Fridays on the Lawn is an on-going lunchtime intervention. I was motivated by the objective of using an already established food network within Gainesville, Florida to further the relationship of maker to object to interaction. Krishna Lunch has been providing healthy vegetarian meals to students on the University of Florida campus for 40 plus years. Their mission is to develop positive relationships with the University of Florida community through a mood of giving, open and honest communications, and respect. I designed a project around these ideals using Krishna lunch as the centerpiece around which people congregate. 

I gathered a tablecloth, cloth napkins, a glass mason jar filled with wild flowers, and a stack of my handmade ceramic plates. With the permission of the Hare Krishnas, I placed the ceramics wares next to the paper plates with a simple handwritten sign on brown cardstock paper that read:

"Not in a rush?  Don’t wanna eat alone? Then… Grab a ceramic plate, fill it with yummy food, and please join me on the yellow blanket for a picnic."

Gradually throughout the course of two hours, my sign attracted a mix of people, friends and strangers. The number of people and duration of stay varied from week to week.

The objective was to use an object, a ceramic plate, as a social binder to bring a group of people together for a meal with me; to become more conscious of self and others by slowing down for a meal. The initial effort to make conversation became easier and more natural as the group grew, small dialogues developing among its members. Unexpectedly, through the course of conversation, mutual friends were discovered amongst the group. By intervening with a ceramic object, connections people have to each other were made known, while facilitating an environmentally friendly alternative to disposable plates.
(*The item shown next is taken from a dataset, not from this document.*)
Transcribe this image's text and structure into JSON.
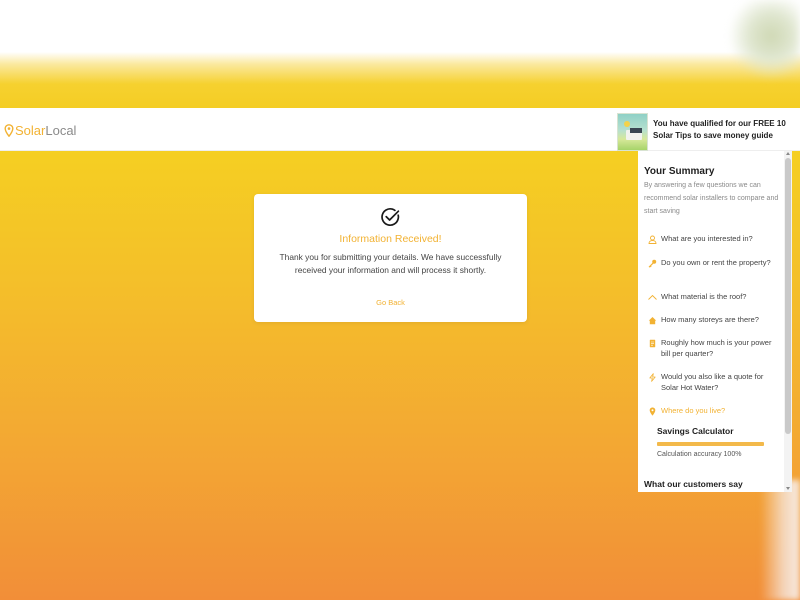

I asked diners to take pictures of the group.  In this way, the process of documentation became more organic, less obtrusive, and socially constructed by the participants.  Some took the plate with them, some chose to leave behind the dirty dishes.